"We have benches and stuff on the ship, but the boat’s moving around a lot so you can't really train too heavy," said Olmstead, 22. "It's pretty dangerous. If the ship takes a wrong roll, or turns and comes down on you, it'll end you.”
Last month, just three weeks after returning to San Diego from Afghanistan, Petty Officer Third Class Olmstead bench-pressed 354.74 pounds at the World Powerlifting Championships in Las Vegas, shattering the world record for the 165-pound weight class.
And it wasn't close.
"By like, 12 pounds," he said.
He finished second in the overall weightlifting competition, which also includes the deadlift and squat..
For Olmstead, the record culminated an intense six-month period, which included 16-hour days working as a maintenance man aboard the aircraft carrier, providing upkeep for gears and catapults. After the long workday, he'd find a bench press and put in some training. With airplanes blasting above him, he'd try to stay focused.
“It’s a lot of stress; sometimes it can be a stressful environment,” he said. “I just stuck to the basics and just did more sets instead of doing higher weight.”
His friends on the ship served as spotters -- and provided some emotional support.
"A lot of my shipmates keep me going and keep me motivated,” Olmstead said.
Olmstead, a four-time national champion, has been competing in top-notch weightlifting competitions since he was 17. He grew up in a small Michigan town north of Detroit -- "a lot of country and farms," he said -- and sometimes had to drive hundreds of miles for competitions.
“My Aunt Dawn and Uncle Bill, they took time off work, they drove me to Omaha, Nebraska, for my first Nationals, and I ended up taking second place," he said. "That opened up some doors for me and I just kept pursuing."
As he went for the world record in Las Vegas, his family was cheering for him.
“My family was all there, so it was really neat and I didn’t want to disappoint them at all, with them flying out there and me messing up or something," Olmstead said. "So I got really focused and did what I can do."

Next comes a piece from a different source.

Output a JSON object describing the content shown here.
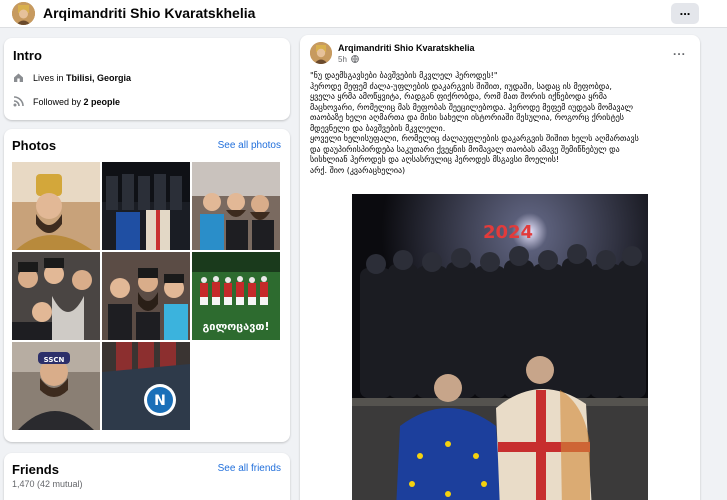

He's already focusing on his next goal: Winning the gold medal at the World Championships next year.